▼▼▼

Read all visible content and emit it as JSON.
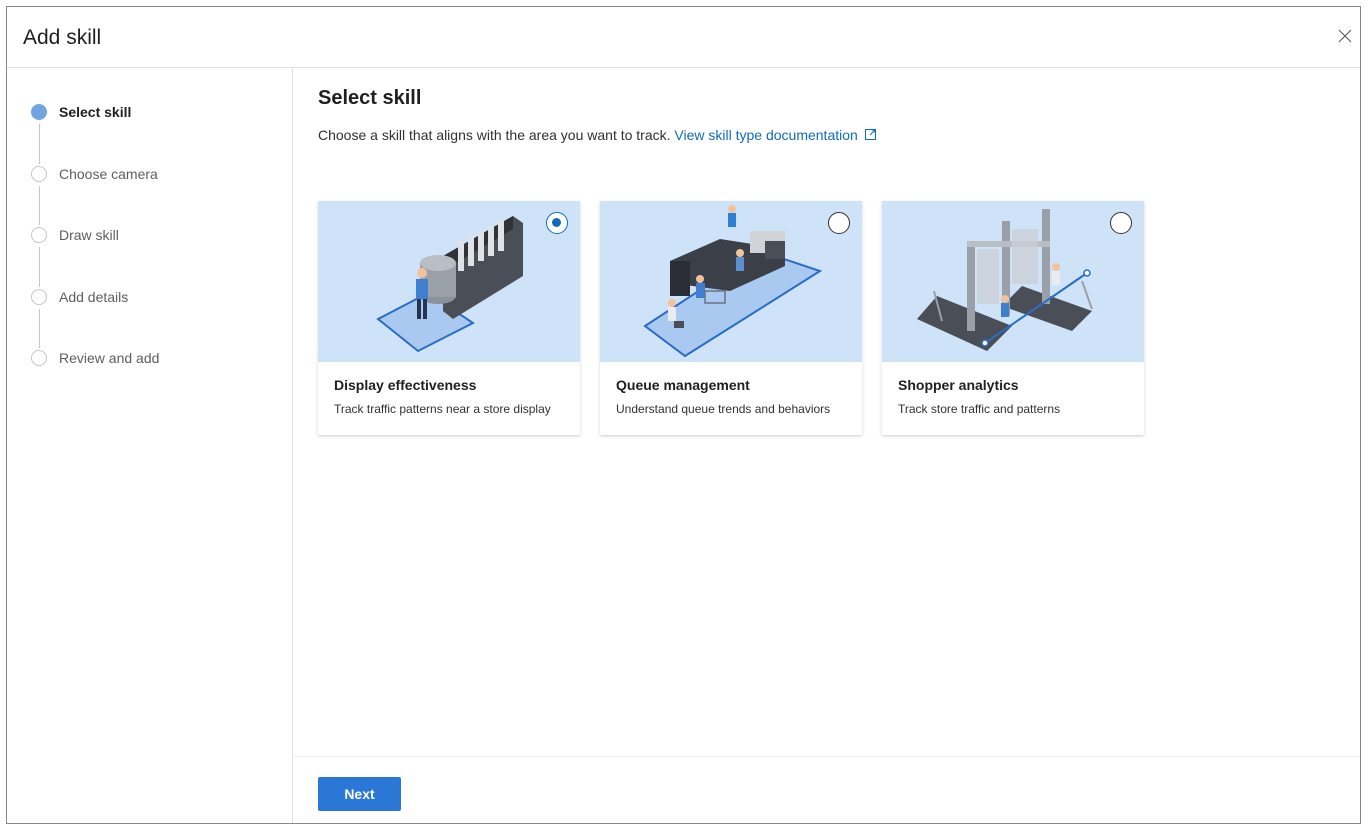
{
  "dialog": {
    "title": "Add skill",
    "close_icon": "close-icon"
  },
  "steps": [
    {
      "label": "Select skill",
      "state": "active"
    },
    {
      "label": "Choose camera",
      "state": "pending"
    },
    {
      "label": "Draw skill",
      "state": "pending"
    },
    {
      "label": "Add details",
      "state": "pending"
    },
    {
      "label": "Review and add",
      "state": "pending"
    }
  ],
  "main": {
    "title": "Select skill",
    "description": "Choose a skill that aligns with the area you want to track.",
    "doc_link": "View skill type documentation",
    "doc_link_icon": "external-link-icon"
  },
  "cards": [
    {
      "title": "Display effectiveness",
      "description": "Track traffic patterns near a store display",
      "selected": true
    },
    {
      "title": "Queue management",
      "description": "Understand queue trends and behaviors",
      "selected": false
    },
    {
      "title": "Shopper analytics",
      "description": "Track store traffic and patterns",
      "selected": false
    }
  ],
  "footer": {
    "next_label": "Next"
  },
  "colors": {
    "accent": "#0f6cbd",
    "button": "#2b77d6",
    "step_active": "#6fa6e2",
    "card_illustration_bg": "#cfe3f8"
  }
}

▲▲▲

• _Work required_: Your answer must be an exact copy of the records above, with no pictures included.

• _Output_:
Read all visible content and emit it as JSON.
{
  "dialog": {
    "title": "Add skill",
    "close_icon": "close-icon"
  },
  "steps": [
    {
      "label": "Select skill",
      "state": "active"
    },
    {
      "label": "Choose camera",
      "state": "pending"
    },
    {
      "label": "Draw skill",
      "state": "pending"
    },
    {
      "label": "Add details",
      "state": "pending"
    },
    {
      "label": "Review and add",
      "state": "pending"
    }
  ],
  "main": {
    "title": "Select skill",
    "description": "Choose a skill that aligns with the area you want to track.",
    "doc_link": "View skill type documentation",
    "doc_link_icon": "external-link-icon"
  },
  "cards": [
    {
      "title": "Display effectiveness",
      "description": "Track traffic patterns near a store display",
      "selected": true
    },
    {
      "title": "Queue management",
      "description": "Understand queue trends and behaviors",
      "selected": false
    },
    {
      "title": "Shopper analytics",
      "description": "Track store traffic and patterns",
      "selected": false
    }
  ],
  "footer": {
    "next_label": "Next"
  },
  "colors": {
    "accent": "#0f6cbd",
    "button": "#2b77d6",
    "step_active": "#6fa6e2",
    "card_illustration_bg": "#cfe3f8"
  }
}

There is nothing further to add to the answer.